*** Input for this task Section Begins ***

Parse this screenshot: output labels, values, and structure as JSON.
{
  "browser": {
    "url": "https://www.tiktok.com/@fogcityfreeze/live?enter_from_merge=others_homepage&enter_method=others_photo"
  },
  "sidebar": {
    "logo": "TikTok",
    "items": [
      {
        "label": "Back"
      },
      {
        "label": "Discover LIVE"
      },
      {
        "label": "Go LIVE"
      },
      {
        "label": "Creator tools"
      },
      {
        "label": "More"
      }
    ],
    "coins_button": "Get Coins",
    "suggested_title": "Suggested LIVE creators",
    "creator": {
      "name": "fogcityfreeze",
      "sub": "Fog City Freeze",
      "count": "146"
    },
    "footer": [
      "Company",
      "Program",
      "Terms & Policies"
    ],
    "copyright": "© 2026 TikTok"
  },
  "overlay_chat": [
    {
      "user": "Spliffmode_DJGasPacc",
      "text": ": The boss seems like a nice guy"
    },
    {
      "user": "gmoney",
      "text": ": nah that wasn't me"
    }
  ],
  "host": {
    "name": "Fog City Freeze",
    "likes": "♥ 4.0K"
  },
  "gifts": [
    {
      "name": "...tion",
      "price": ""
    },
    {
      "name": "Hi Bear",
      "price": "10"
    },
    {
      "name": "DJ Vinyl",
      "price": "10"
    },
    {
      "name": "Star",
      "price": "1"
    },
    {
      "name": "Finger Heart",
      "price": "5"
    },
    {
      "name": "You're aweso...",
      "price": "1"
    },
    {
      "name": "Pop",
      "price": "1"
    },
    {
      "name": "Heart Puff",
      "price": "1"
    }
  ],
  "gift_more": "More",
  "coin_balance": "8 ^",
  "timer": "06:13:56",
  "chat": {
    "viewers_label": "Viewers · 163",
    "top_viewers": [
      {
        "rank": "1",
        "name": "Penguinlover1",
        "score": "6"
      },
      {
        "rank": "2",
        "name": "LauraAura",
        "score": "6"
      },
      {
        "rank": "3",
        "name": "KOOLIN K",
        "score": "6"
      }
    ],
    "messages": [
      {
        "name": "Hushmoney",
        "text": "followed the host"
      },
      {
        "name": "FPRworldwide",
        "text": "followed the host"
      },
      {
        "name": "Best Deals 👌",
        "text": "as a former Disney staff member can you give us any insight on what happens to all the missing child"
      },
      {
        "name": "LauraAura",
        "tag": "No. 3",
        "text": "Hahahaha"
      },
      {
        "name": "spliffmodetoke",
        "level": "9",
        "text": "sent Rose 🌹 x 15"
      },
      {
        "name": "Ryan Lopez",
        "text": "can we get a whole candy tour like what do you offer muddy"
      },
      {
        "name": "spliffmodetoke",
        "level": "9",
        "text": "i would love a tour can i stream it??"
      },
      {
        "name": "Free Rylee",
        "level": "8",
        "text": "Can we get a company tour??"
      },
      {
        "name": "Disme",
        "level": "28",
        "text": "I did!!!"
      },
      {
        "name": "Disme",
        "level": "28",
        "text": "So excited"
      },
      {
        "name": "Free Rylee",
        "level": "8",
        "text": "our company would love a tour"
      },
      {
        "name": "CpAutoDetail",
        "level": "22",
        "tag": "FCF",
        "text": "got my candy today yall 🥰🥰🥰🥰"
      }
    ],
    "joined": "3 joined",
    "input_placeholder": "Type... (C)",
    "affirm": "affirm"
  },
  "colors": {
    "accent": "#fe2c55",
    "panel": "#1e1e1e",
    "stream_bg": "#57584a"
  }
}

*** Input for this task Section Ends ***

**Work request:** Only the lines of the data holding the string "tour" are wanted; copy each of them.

**Task result:**
        "text": "can we get a whole candy tour like what do you offer muddy"
        "text": "i would love a tour can i stream it??"
        "text": "Can we get a company tour??"
        "text": "our company would love a tour"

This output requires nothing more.